:: EXERCISE OBJECTIVE ::
Scan the records below. List lines holding "LogTemp".

:: SUPPLIED INFORMATION ::
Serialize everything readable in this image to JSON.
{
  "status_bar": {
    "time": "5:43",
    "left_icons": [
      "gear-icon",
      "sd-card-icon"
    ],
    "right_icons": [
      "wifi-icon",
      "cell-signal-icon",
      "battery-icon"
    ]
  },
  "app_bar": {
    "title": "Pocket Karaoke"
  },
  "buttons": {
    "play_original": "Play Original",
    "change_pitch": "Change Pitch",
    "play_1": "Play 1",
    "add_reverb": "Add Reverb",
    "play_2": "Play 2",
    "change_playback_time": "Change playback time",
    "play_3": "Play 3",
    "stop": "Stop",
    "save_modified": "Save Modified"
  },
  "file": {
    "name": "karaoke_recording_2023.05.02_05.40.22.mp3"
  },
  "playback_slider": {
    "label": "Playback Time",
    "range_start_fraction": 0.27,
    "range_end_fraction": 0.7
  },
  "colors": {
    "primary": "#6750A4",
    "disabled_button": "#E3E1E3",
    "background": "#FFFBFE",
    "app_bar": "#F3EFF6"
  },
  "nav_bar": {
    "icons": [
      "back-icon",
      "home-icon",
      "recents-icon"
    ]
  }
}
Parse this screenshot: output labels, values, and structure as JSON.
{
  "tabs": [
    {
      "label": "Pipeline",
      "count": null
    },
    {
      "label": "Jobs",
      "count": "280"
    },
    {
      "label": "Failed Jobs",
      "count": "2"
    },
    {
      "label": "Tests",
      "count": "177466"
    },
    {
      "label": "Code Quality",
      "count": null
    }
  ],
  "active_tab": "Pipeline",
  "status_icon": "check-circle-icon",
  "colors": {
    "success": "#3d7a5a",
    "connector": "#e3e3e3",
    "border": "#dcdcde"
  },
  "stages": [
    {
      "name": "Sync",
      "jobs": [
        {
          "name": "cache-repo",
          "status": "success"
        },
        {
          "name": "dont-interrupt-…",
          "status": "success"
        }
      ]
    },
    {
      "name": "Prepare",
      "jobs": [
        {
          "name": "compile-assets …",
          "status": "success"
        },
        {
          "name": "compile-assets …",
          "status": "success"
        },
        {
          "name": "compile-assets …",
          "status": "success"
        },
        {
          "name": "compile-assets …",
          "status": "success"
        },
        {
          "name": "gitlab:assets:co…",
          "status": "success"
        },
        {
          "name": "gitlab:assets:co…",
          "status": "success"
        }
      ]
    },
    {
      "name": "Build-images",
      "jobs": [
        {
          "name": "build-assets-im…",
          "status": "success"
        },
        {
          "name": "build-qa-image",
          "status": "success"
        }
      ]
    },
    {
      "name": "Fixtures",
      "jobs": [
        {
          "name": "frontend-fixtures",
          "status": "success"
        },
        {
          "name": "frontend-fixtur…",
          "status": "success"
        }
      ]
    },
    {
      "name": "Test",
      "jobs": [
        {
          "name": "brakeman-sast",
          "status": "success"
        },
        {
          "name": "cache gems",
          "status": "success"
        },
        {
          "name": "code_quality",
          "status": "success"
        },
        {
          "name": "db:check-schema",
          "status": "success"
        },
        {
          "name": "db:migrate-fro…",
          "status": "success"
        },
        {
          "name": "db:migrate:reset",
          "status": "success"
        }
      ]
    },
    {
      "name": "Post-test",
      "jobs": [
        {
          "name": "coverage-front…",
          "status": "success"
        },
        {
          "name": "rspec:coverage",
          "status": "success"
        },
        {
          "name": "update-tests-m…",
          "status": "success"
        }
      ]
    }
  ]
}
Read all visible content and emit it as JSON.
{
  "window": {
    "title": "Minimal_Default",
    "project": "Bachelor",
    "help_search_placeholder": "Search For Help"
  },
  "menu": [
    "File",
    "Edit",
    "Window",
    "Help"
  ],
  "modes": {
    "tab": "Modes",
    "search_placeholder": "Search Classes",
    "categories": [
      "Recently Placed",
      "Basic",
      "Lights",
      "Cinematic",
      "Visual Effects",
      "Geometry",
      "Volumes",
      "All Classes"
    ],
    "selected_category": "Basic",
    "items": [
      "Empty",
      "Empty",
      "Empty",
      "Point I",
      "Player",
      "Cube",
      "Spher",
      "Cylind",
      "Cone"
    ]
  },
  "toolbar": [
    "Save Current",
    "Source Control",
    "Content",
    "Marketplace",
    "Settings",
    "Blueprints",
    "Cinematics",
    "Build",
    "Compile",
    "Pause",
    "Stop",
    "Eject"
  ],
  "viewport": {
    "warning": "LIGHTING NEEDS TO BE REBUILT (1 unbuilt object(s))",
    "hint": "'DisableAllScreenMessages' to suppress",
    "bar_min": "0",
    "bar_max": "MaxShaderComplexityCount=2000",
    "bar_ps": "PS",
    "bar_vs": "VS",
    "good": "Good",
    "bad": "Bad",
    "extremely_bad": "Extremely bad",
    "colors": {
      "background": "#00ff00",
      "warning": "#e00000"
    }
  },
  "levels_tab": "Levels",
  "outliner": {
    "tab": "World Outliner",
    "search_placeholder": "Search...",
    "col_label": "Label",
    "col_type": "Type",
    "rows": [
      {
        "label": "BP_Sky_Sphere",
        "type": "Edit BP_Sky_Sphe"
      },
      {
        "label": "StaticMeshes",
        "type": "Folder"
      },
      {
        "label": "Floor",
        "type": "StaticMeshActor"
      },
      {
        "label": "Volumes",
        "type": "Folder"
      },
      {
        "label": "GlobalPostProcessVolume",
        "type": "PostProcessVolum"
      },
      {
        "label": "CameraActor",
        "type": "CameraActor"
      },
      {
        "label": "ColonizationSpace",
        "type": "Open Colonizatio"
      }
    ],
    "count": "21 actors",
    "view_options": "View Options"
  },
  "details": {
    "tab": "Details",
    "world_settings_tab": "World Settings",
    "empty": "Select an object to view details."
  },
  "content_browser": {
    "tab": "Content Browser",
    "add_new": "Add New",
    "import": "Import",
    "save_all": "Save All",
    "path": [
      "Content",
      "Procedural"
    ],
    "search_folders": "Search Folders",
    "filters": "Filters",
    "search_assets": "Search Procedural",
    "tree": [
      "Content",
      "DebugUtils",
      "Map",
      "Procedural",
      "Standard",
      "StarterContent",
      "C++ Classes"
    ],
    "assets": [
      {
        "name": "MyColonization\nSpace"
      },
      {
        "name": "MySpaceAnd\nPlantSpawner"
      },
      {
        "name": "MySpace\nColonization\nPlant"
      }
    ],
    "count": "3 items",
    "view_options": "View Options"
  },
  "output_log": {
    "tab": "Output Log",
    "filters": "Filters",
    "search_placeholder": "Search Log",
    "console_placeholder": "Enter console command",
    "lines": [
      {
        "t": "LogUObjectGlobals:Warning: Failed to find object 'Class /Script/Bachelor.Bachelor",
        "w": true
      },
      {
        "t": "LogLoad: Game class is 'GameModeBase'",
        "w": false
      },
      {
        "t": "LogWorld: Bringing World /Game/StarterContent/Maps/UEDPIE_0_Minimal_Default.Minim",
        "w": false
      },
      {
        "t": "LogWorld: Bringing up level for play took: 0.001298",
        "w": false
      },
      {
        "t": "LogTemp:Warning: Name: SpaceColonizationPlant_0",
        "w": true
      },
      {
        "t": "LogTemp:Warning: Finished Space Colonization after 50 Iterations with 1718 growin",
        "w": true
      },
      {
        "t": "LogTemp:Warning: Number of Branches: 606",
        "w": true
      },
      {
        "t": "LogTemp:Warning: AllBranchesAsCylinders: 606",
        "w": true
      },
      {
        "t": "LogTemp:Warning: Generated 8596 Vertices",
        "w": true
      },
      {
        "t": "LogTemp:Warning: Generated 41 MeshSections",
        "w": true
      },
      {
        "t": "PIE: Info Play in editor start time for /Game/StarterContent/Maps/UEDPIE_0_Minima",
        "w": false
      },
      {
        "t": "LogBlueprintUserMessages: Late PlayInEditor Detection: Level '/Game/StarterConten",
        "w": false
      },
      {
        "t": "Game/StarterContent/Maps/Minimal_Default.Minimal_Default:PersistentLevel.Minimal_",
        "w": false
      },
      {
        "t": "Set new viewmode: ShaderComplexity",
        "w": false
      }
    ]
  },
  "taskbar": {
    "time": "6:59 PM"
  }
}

:: ANSWER BOX ::
        "t": "LogTemp:Warning: Name: SpaceColonizationPlant_0",
        "t": "LogTemp:Warning: Finished Space Colonization after 50 Iterations with 1718 growin",
        "t": "LogTemp:Warning: Number of Branches: 606",
        "t": "LogTemp:Warning: AllBranchesAsCylinders: 606",
        "t": "LogTemp:Warning: Generated 8596 Vertices",
        "t": "LogTemp:Warning: Generated 41 MeshSections",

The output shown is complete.